What to produce: Look for the word "ASIO". Copy every line of the listing where it occurs.

Given information below:

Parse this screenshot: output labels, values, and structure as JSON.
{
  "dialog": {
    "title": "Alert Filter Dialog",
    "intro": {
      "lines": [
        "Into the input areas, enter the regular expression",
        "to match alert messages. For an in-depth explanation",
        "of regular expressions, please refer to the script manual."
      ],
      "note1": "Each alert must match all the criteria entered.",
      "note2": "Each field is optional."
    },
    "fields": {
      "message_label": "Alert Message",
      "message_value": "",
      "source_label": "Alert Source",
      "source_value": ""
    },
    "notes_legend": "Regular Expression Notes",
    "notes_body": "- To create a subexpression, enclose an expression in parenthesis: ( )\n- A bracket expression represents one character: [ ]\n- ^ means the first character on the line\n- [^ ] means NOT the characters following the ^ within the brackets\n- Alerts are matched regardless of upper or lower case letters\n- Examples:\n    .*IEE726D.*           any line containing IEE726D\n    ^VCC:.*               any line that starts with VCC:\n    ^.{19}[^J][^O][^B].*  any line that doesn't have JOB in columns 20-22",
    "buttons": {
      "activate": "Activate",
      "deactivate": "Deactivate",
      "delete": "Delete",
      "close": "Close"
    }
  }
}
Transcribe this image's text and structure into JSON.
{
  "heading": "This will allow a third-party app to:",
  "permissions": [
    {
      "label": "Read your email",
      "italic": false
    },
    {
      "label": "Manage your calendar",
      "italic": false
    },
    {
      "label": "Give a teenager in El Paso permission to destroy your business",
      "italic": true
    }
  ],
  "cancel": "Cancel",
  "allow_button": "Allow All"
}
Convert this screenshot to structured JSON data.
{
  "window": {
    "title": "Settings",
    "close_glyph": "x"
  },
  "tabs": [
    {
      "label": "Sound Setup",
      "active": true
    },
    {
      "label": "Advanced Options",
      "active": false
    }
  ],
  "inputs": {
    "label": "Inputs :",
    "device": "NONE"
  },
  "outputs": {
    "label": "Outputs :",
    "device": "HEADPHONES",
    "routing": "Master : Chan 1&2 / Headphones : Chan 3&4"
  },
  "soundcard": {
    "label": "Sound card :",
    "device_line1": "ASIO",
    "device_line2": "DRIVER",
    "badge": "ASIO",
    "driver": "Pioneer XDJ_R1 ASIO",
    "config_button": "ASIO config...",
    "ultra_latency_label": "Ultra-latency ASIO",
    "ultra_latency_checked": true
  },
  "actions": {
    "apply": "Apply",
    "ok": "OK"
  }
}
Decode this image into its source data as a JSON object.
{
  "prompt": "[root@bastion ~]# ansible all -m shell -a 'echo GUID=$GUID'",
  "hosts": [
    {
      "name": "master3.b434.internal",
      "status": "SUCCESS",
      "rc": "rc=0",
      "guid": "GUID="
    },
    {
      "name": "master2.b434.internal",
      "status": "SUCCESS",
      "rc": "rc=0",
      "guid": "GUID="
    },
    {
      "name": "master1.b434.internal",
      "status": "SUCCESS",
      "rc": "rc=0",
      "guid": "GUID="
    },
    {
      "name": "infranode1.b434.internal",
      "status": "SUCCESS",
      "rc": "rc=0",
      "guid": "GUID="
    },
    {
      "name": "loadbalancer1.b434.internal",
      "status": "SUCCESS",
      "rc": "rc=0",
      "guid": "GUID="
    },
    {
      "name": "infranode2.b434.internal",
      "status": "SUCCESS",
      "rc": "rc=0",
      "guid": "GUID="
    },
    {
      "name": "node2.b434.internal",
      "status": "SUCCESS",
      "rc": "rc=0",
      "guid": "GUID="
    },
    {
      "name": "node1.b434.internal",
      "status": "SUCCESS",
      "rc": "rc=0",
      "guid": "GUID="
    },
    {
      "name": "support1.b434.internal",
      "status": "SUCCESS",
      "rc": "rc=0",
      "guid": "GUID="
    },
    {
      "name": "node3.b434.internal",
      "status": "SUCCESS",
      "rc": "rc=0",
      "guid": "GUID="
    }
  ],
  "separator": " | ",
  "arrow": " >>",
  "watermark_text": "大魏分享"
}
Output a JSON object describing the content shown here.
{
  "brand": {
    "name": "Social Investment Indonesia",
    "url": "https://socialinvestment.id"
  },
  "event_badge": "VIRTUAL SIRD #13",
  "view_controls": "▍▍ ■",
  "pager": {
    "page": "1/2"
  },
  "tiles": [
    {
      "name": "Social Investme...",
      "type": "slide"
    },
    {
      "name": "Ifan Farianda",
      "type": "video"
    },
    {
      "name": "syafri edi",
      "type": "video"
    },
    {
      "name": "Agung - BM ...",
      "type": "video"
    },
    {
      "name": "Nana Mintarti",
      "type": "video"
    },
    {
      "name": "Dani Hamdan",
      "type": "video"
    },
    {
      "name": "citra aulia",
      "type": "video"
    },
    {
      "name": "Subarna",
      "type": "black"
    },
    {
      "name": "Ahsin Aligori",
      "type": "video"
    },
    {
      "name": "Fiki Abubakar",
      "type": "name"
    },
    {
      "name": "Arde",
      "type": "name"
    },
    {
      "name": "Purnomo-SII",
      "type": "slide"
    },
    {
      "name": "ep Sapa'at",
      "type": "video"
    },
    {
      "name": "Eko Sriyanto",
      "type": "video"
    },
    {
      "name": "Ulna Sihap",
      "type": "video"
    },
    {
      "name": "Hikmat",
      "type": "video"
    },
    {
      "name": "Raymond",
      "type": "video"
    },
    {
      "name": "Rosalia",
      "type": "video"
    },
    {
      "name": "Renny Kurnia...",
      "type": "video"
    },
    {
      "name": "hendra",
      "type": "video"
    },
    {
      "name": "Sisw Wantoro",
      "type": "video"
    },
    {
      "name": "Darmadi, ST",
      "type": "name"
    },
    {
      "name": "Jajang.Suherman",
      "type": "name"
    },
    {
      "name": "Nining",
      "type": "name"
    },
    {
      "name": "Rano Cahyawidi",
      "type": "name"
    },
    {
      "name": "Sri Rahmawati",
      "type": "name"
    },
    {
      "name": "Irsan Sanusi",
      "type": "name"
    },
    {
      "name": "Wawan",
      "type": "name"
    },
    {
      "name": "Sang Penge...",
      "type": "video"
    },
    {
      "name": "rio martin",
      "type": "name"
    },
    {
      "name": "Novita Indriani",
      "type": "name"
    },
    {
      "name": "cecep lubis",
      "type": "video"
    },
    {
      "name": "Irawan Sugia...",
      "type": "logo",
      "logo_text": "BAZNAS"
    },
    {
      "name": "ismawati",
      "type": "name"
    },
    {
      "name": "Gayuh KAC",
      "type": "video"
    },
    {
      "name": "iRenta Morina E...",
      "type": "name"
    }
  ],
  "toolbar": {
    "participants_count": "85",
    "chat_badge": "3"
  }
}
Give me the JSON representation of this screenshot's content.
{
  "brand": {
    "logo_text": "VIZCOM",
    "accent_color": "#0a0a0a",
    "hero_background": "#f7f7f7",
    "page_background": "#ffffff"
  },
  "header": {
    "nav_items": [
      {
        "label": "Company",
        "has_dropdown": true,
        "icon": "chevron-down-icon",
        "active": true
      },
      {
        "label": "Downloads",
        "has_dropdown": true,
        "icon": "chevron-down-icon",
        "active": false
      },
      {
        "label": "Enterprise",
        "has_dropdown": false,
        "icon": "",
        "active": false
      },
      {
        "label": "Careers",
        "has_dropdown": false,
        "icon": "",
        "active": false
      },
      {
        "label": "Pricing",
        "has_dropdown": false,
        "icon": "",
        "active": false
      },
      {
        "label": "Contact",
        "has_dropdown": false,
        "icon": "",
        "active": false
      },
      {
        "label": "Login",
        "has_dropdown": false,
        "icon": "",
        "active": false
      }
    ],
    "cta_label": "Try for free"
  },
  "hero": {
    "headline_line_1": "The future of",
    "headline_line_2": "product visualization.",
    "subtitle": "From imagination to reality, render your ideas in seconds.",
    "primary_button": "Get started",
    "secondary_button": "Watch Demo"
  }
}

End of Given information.

Output below:
    "device_line1": "ASIO",
    "badge": "ASIO",
    "driver": "Pioneer XDJ_R1 ASIO",
    "config_button": "ASIO config...",
    "ultra_latency_label": "Ultra-latency ASIO",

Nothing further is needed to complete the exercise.